BROWNSBURG, Ind. – A Brownsburg Army veteran is using online gaming to help fellow veterans who are living with post-traumatic stress disorder.
Brad Rollings is one of the founding members of the Dad Body Cavalry, a non-profit group that’s using video games as a way to bring veterans together for support. Rollings is a combat veteran who has coped with PTSD since leaving military service. He says going back to civilian life years ago felt like losing a big part of his identity.
“Reconnecting with some of my military buddies really helped me with my transition,” Rollings said. “You know, knowing that I could always reach back out to them, that they’ve got me covered.”
Rollings and three other veterans who served together in Iraq get together nightly to play war games like Call of Duty.
“It’s almost like being a kid again,” he said. “I come home, I’m excited because I know my buddies are going to be online.”
Not long ago, Rollings realized the games were more than just a fun way to hang out with his buddies in Kentucky, California and Los Vegas.
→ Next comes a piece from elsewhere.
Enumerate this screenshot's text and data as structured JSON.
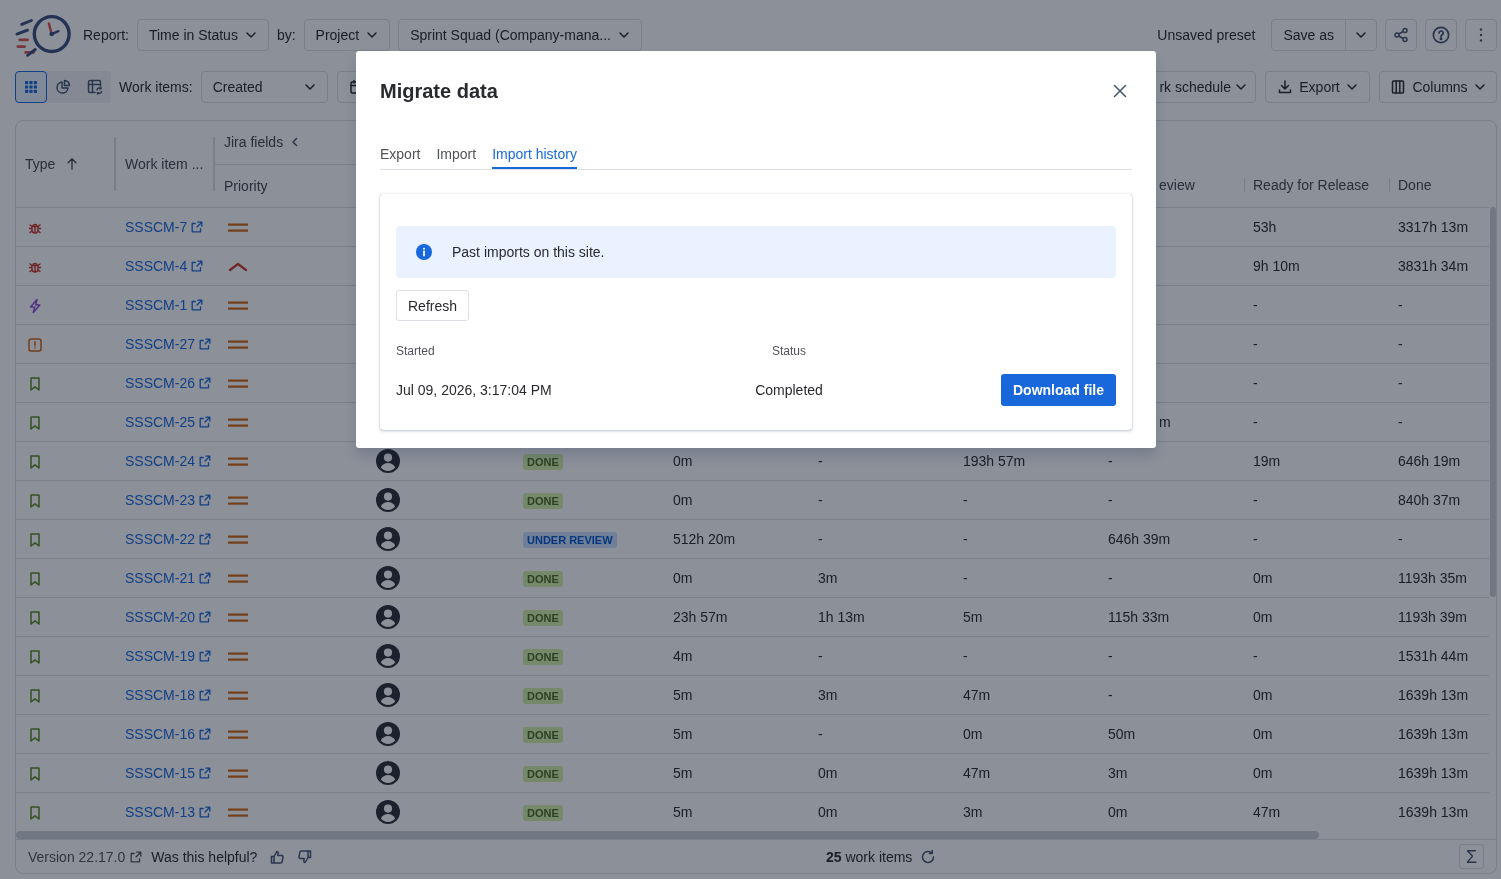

It had become a form of therapy.
“I have found that it really does help me out,” he said.
Dad Body Cavalry co-founder Chris King agrees that jumping online to play simulated battle games with the group helps his PTSD symptoms.
“My wife will tell you it’s calmed a lot of my aggression,” King said. “I don’t get as angry, because I’ve got an outlet for it.”
Rollings and King say getting online to play Call of Duty means being part of a team and working together to accomplish a mission, using familiar tactics and terminology, and enjoying a camaraderie they once shared while serving together in Iraq.
“It just got to the point where it was like, hey this is pretty cool, it felt amazing,” King said. “Let’s see what we can do.”
Indiana University Associate Professor of Communication Science, John Velez, believes the online games could have benefits similar to immersive VR therapy that is sometimes used for PTSD treatment.
“I can see that working the same way for veterans in the sense that they’re getting themselves back into these kind of experiences, but over time they are learning that they are in a safe environment, they are in control,” Velez said. “Essentially it’s like reclaiming the body for whenever those things occur.”
After realizing the potential benefits of the games, Rollings and his friends decided to invite other veterans to join in their gaming community. That’s when they created the Dad Body Cavalry non-profit group.
“We’ll invite you into our community, you can come, you can play with us,” Rollings said. “You can also find other people on there to play with.”
“We’ve even had some guys that watch and follow that aren’t interested in gaming at all, they just enjoy to jump into the chat, talk with everybody, kinda get that camaraderie,” Rollings said. “They just get in there, they interact, we try to interact back with them, see how their day is going, talk to them.”
“Of course, there are a lot of social benefits of being in a team and working together and knowing that you have people’s back and they have your back,” Velez said.
Gaming sessions are streamed online daily on Facebook, Youtube and Twitch, and any veteran who wishes to join is welcome. Money raised through live streaming is used to purchase and build gaming systems for veterans who are randomly selected from email submissions.
Those winners can then use the new gaming systems to continue playing and interacting with other veterans. The group also accepts online donations for new gaming systems.
“We’ve talked that sometime in the future we might only be able to play with each other one day a week because we’ll be playing with other people from the community,” Rollings said. “And if that day comes, I’ll still be just as happy as I am now because we’ll actually be accomplishing our mission.”